Attwood Marine has been taking a stand so its customers can have a seat.
The company’s research revealed that one of its customers’ biggest unmet needs was a dry place to sit. Boat seats traditionally haven’t allowed for much ventilation (translation: sweat) and they’ve absorbed moisture, resulting in a somewhat soggy experience.
To solve this problem, the marine parts and accessories manufacturer took advantage of its 2003 acquisition by Brunswick Corp., using its parent company’s resources and processes to bring a completely new product — the VisionAir — to market.

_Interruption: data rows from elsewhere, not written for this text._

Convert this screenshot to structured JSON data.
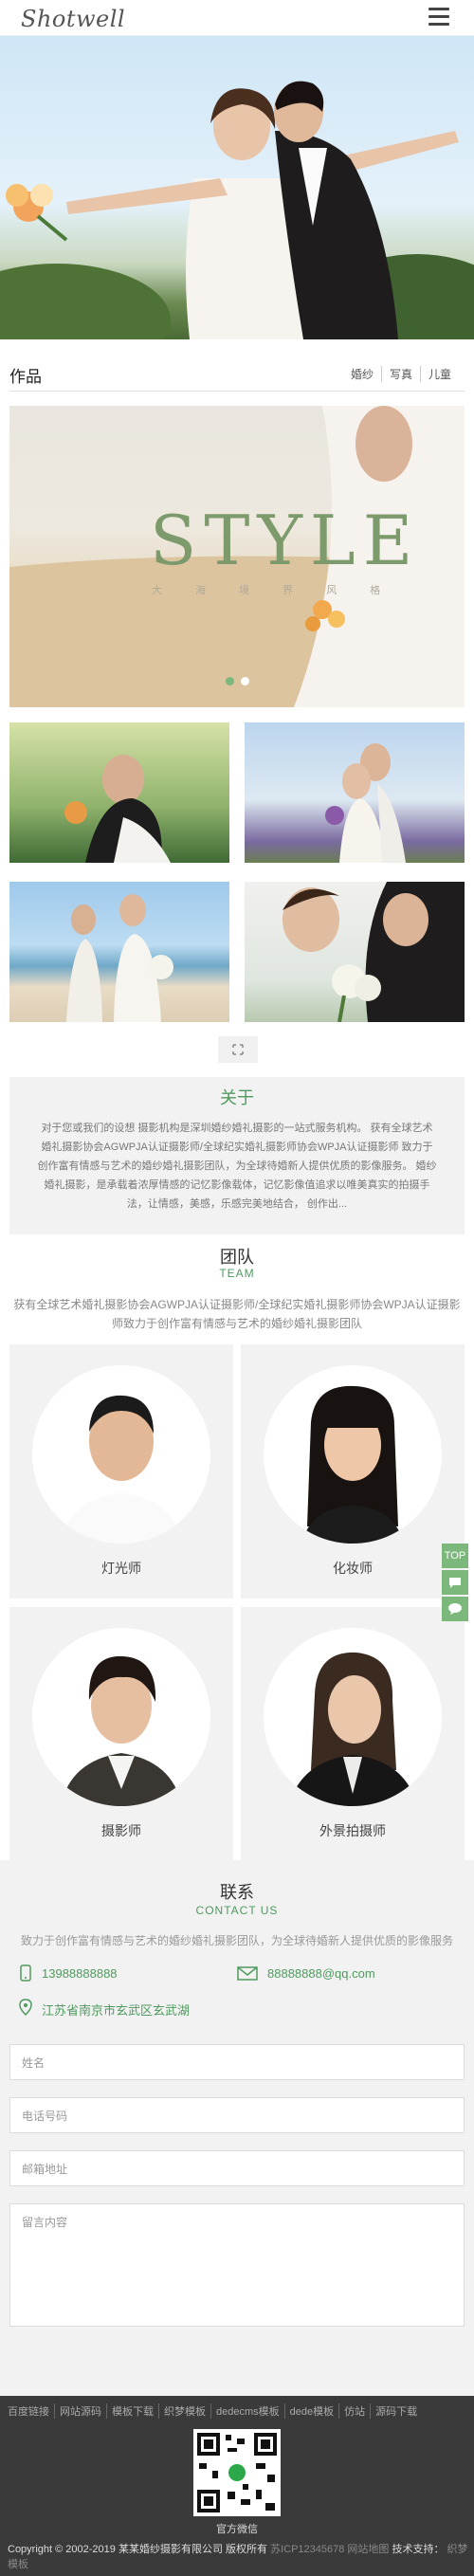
{
  "header": {
    "logo": "Shotwell"
  },
  "works": {
    "title": "作品",
    "tabs": [
      "婚纱",
      "写真",
      "儿童"
    ],
    "banner_title": "STYLE",
    "banner_subtitle": "大 海 境 界 风 格"
  },
  "about": {
    "title": "关于",
    "text": "对于您或我们的设想 摄影机构是深圳婚纱婚礼摄影的一站式服务机构。 获有全球艺术婚礼摄影协会AGWPJA认证摄影师/全球纪实婚礼摄影师协会WPJA认证摄影师 致力于创作富有情感与艺术的婚纱婚礼摄影团队，为全球待婚新人提供优质的影像服务。 婚纱婚礼摄影，是承载着浓厚情感的记忆影像载体，记忆影像值追求以唯美真实的拍摄手法，让情感，美感，乐感完美地结合， 创作出..."
  },
  "team": {
    "title": "团队",
    "subtitle": "TEAM",
    "description": "获有全球艺术婚礼摄影协会AGWPJA认证摄影师/全球纪实婚礼摄影师协会WPJA认证摄影师致力于创作富有情感与艺术的婚纱婚礼摄影团队",
    "members": [
      "灯光师",
      "化妆师",
      "摄影师",
      "外景拍摄师"
    ]
  },
  "side_buttons": {
    "top": "TOP"
  },
  "contact": {
    "title": "联系",
    "subtitle": "CONTACT US",
    "description": "致力于创作富有情感与艺术的婚纱婚礼摄影团队，为全球待婚新人提供优质的影像服务",
    "phone": "13988888888",
    "email": "88888888@qq.com",
    "address": "江苏省南京市玄武区玄武湖",
    "placeholders": {
      "name": "姓名",
      "phone": "电话号码",
      "email": "邮箱地址",
      "message": "留言内容"
    }
  },
  "footer": {
    "links": [
      "百度链接",
      "网站源码",
      "模板下载",
      "织梦模板",
      "dedecms模板",
      "dede模板",
      "仿站",
      "源码下载"
    ],
    "qr_label": "官方微信",
    "copyright": "Copyright © 2002-2019 某某婚纱摄影有限公司 版权所有",
    "icp": "苏ICP12345678",
    "sitemap": "网站地图",
    "tech_support_label": "技术支持：",
    "tech_support_value": "织梦模板"
  },
  "colors": {
    "accent": "#4f9a5f",
    "side_button": "#7cb87c",
    "footer_bg": "#3a3a3a"
  }
}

“Our executive management team at Brunswick is very visionary,” explained Jason Begin, director of product design. “We have a management structure that is designed around providing resources to be innovative.”
Innovation doesn’t necessarily mean starting from scratch. In fact, it often means using an old concept in a new way. The VisionAir uses the same technology employed by Herman Miller’s Aeron office chair, which set a new standard for comfort when it was launched more than 10 years ago. And it seems likely to have an even bigger impact in the marine market where users are exposed to the elements and often experience a bumpy ride.

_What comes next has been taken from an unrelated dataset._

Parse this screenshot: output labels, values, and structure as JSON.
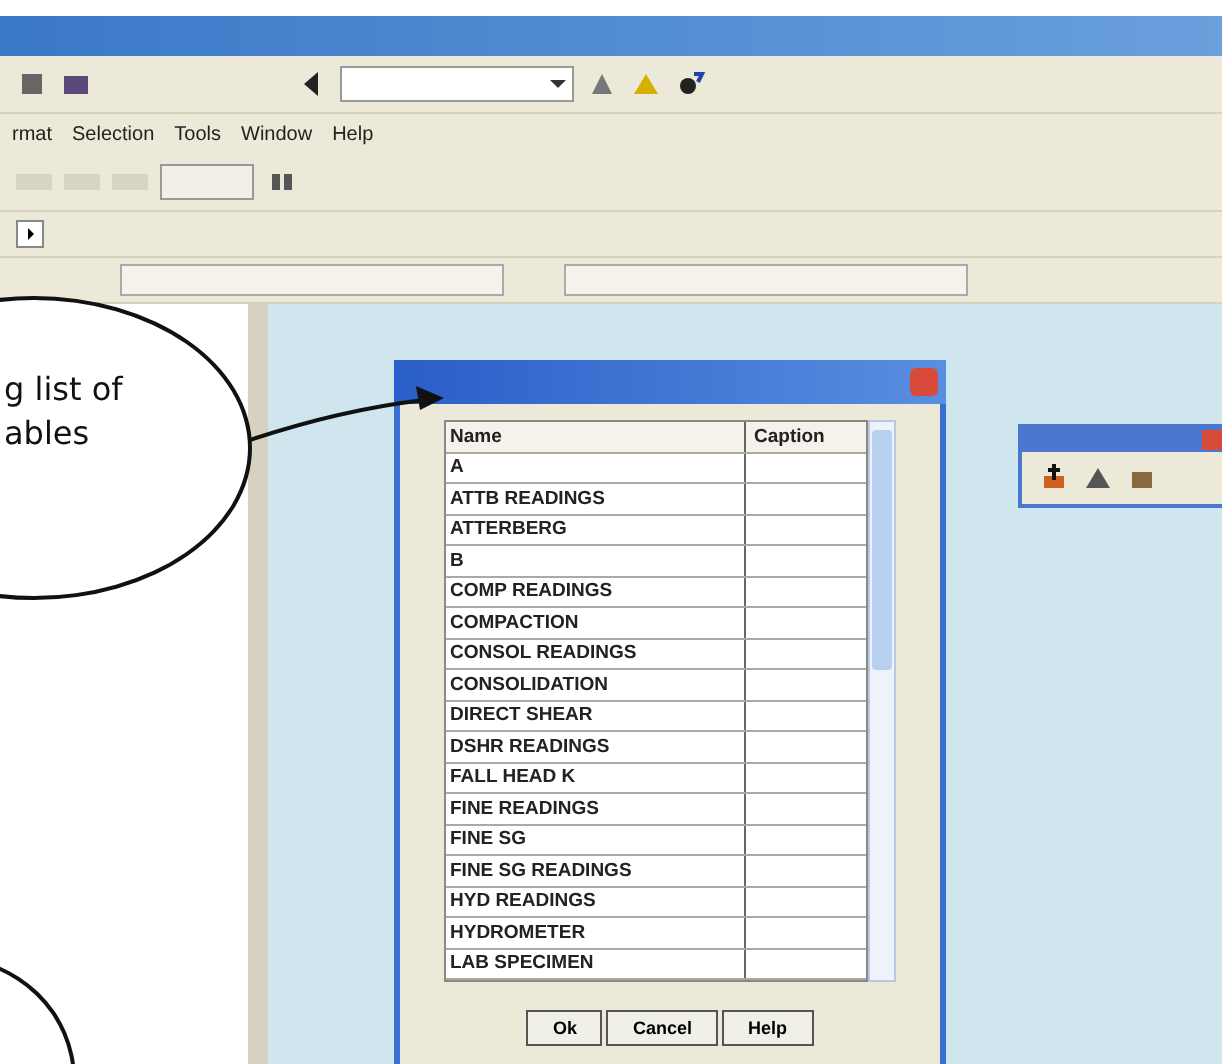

Attwood’s first step in meeting this need was to find the right technology, which is where the Aeron chair’s Elastomeric Mesh came in. ITW Dahti Technologies, which produced it for Herman Miller, agreed to work with Attwood to adapt the technology to the marine environment.
One of the biggest challenges was creating a visual appearance to match a traditional boat’s interior. Elastomeric Mesh is very thin and can’t be stapled or sewn. But Attwood felt it was important to create an upholsterable seat with a volumetric appearance, the shape of which could be customized. The company also had to find a textile that could endure harsh marine conditions, would be comfortable against the skin and would absorb shock. And let’s not forget that much-needed ventilation.
Sixteen months after the project began, the Attwood team delivered the VisionAir seat, which it presented for the first time at the International BoatBuilders Exhibition and Conference. It promptly won an Innovation Award from the National Marine Manufacturers Association and Boating Writers International.
While Attwood is currently focused on the OEM market, the customer loyalty generated by the Aeron office chair may ultimately drive aftermarket sales of the VisionAir seat.
Prior to being acquired, Attwood was no slouch when it came to product design.
In fact, Brunswick cited the company’s “design and engineering capabilities” as a reason for acquiring it in the first place. And Begin says Attwood has always paid attention to customer wants and needs.
But Brunswick’s High Performance Product Development brings these two pieces together in a seamless and ongoing process. As part of its Voice of the Customer (VOC) component, customer data is obtained from a variety of sources and scrubbed to reveal the most meaningful and useful messages.
This data is sourced internally from customer service calls, salespeople’s conversations with customers and OEM feedback, for example, as well as externally from one-on-one interviews with boat owners and third party customer satisfaction surveys. This multi-layered method of determining what consumers truly want keeps Attwood from making the mistakes many product developers are prone to.
“A lot of product development people think they’re doing a good job of listening to their customers,” explains Begin. “But they tend to get too close to [their work] and think they have a good idea of what consumers want.”
The customer messages collected through VOC research are used as fodder for new product ideas, which are researched, tested and ultimately result in new products that fulfill customers’ desires. Before bringing the VisionAir to market, Attwood actually tested its new seat on real customers, the response from whom was “overwhelmingly positive.”
While Attwood won’t put its expectations for the VisionAir seat into sales or market share numbers, the company expects big things. And although it admits the seat is “high-end” — afterall, each seat can be tuned to fit a specific customer’s ergonomic needs — it predicts to be signing contracts with manufacturers from one end of the spectrum to the other, from runabouts to megayachts.
“It seems our industry is ready to explore new options, and the functionality and flexibility of the VisionAir seat answer some long-standing issues,” sums up Attwood COO Dirk Hyde.